EXERCISE OBJECTIVE
Every line from the line containing "Extract the structured" through the final line of the data is to be printed exactly; no other line is to appear.

[[ INFORMATION SUPPLIED open ]]

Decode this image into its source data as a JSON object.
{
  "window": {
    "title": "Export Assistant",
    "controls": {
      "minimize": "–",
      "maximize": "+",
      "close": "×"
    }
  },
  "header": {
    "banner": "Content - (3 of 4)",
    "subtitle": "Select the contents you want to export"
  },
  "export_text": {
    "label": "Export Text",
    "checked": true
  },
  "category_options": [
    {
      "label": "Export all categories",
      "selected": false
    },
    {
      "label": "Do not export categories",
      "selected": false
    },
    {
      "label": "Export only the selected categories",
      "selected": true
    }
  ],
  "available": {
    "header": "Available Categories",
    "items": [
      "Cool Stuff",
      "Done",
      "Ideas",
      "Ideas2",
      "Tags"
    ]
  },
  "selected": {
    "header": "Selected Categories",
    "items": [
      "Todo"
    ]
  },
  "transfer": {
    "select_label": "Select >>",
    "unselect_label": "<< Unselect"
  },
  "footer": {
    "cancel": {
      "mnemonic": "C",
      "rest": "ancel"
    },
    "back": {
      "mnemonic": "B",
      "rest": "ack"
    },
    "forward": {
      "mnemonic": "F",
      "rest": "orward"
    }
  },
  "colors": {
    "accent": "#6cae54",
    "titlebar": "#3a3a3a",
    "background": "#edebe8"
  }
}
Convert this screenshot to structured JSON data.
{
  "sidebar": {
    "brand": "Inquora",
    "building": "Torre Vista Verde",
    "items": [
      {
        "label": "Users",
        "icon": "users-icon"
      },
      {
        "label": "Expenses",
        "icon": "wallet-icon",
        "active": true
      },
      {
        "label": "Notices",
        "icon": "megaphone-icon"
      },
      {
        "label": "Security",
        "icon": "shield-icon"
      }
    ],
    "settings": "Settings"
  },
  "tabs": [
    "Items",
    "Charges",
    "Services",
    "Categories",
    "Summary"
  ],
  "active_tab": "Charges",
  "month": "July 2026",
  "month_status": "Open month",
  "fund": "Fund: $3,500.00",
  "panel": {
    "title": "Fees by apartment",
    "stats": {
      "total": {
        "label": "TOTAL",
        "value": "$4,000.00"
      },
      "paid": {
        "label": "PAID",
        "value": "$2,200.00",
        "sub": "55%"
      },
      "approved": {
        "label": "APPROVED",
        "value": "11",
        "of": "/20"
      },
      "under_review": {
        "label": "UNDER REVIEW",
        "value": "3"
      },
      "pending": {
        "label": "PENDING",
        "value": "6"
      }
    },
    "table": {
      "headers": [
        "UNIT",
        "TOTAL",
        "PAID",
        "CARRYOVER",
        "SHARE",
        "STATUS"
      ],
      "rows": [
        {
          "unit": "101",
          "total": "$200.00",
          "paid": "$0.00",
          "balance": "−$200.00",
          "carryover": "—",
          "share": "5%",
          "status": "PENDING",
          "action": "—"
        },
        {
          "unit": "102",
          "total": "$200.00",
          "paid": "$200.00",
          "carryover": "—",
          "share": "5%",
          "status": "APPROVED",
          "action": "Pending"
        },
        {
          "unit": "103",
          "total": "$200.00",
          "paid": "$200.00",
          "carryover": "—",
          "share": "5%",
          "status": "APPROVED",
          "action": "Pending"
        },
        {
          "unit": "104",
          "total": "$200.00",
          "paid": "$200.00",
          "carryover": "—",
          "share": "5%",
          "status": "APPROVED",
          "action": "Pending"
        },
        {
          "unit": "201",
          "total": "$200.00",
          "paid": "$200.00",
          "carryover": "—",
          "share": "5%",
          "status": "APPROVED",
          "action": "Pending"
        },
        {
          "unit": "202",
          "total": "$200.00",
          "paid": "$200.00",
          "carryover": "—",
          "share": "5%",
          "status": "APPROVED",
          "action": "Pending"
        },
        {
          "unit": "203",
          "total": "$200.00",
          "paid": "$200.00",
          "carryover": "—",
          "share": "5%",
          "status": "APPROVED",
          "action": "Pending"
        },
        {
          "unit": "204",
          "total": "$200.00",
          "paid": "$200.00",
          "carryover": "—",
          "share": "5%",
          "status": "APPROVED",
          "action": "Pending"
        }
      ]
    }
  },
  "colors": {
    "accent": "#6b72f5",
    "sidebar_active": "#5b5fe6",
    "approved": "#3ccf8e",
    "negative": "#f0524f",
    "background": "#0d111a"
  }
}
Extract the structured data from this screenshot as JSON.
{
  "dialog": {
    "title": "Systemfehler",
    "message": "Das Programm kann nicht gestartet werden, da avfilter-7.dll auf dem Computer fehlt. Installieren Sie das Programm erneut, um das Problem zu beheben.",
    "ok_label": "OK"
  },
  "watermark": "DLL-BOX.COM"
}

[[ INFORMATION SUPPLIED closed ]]

YOUR SOLUTION
Extract the structured data from this screenshot as JSON.
{
  "dialog": {
    "title": "Systemfehler",
    "message": "Das Programm kann nicht gestartet werden, da avfilter-7.dll auf dem Computer fehlt. Installieren Sie das Programm erneut, um das Problem zu beheben.",
    "ok_label": "OK"
  },
  "watermark": "DLL-BOX.COM"
}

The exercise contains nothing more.